The other one I wrote with the same seed words:

You make this walk whimsical.
Water steadily touches the weir
the way you caress me, no maybe
in our patient, relentless love
we can’t squeak a dime through.
Leftovers await us back home,
bulb over the yellow kitchen sink
still broken. It matters not. You're a goof who
dances with me like we're in a courtyard
in Portugal, phantom terebinth tree waving
a hello like reeds in a marsh to frogs.
My worries are a ghost when you smile.


I'm glad I attempted something new, but I don't think either poem is my strongest work.

When was the last time you tried something new in your writing?

Monday, June 20, 2022

Poem from Real Life

Note:  Marrow Magazine recently published three of my speculative poems! Click here to read them.

Poem from Real Life

Beside me, he slept smelling like spoiled milk
and sweetness. His little face turned to mine
found itself lost in dreams while I snapped covert
pictures. His mother, all dark eyes and mood,
didn't want me to hold him—my cerebral palsy
too unstable for comfort. My nephew kept a proper
six inches from his auntie, tiny chest rising
in bread-dough imitation while mine caved in.
*~*

A lot of my poems aren't wholesale from my existence like this one. I wrote it years ago after my brother's ex-spouse told me I was never going to have contact with my nephew other than briefly seeing him his first Christmas. It wasn't just a concern that I'd have a spasm during holding him... I was apparently a bad influence. Thankfully, I can still visit him.

I never considered publishing the poem in a literary journal because it's not a strong enough piece. A firm narrative does not a poem make. The metaphors are weak and repetition exists without furthering rhythm, musicality, or layers. It feels more like a drabble or micro-essay. 

How much/often do you incorporate life events into your work?

Monday, June 6, 2022

Now Streaming: Myself!

Do you ever hate the sound of your voice so much you try not to talk where it can be recorded? Me, too. I always think I sound garbled or androgynous (not that there's anything wrong with androgyny if it's what you're shooting for). I'm also worried I'll mess up, so I'm not comfortable talking to the public much... much less somewhere frozen in digital antiquity. 

So, it's by complete shock I enjoy streaming.
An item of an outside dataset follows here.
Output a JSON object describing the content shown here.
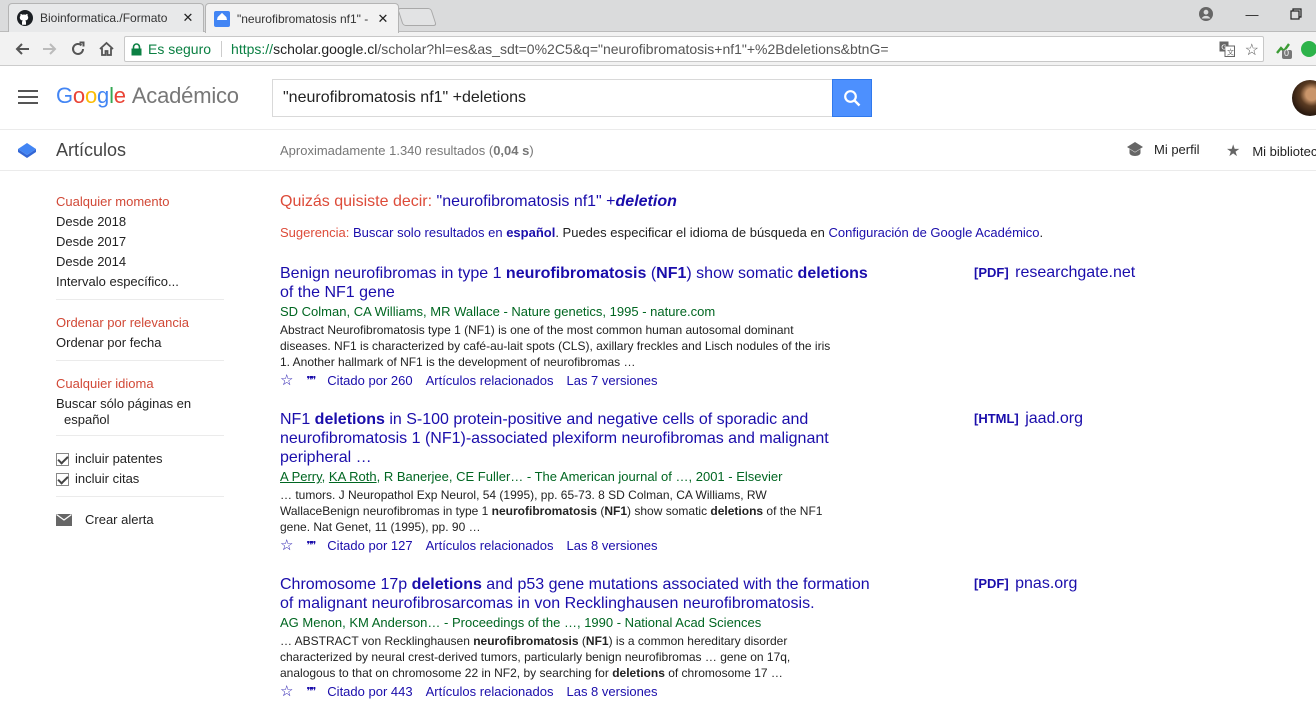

Perhaps it's the anonymity of an alias. Maybe it's the freedom of being able to swear with gusto without it messing with people's perceptions of my work. It helps somewhat that I'm not on camera.

It scared me at first. I almost didn't attempt it. The thought of no one watching was as bad as a lot of people watching! But I wanted to get better at public speaking and share more aspects of my life/interests while meeting new people. Since I don't go outside much, I have a lot of time to fill.

I'll be streaming for three months on Twitch in a couple weeks. I play games and do the occasional stream on poetry and whatever else I fancy. I have a YouTube channel for archives and a Twitter account. The benefits, so far, are plentiful for me. Hardly anyone comes to my streams, but I still enjoy hanging out. I just hope I don't become obsessed with stats or get entangled with toxic people (which is frightfully common in streaming communities).

Have you ever found yourself doing (and loving) something unexpected?


Monday, May 23, 2022

Deterioration of Us (a Poem)

We hold the coffee-colored
umbrella upside-down
Catching little drips of sweat
from concrete clouds
Blanket stretched tight over sunlight
exerts itself to maintain position

It reminds me of the time
sand, abrading my skin,
embedded everywhere and you,
my shield from the rakish rays,
came away that afternoon with lobster-red
everything, except two pale palm marks
on your back and a matching belt
where my legs were

We walk to the café as opposing magnets
afternoons long settled into starless evenings
More than a table between us, now
Our silence cut by the sounds of cups
and chattering of happy lovers
We hold our world upside-down,
wondering why we exert ourselves to maintain
positions of civility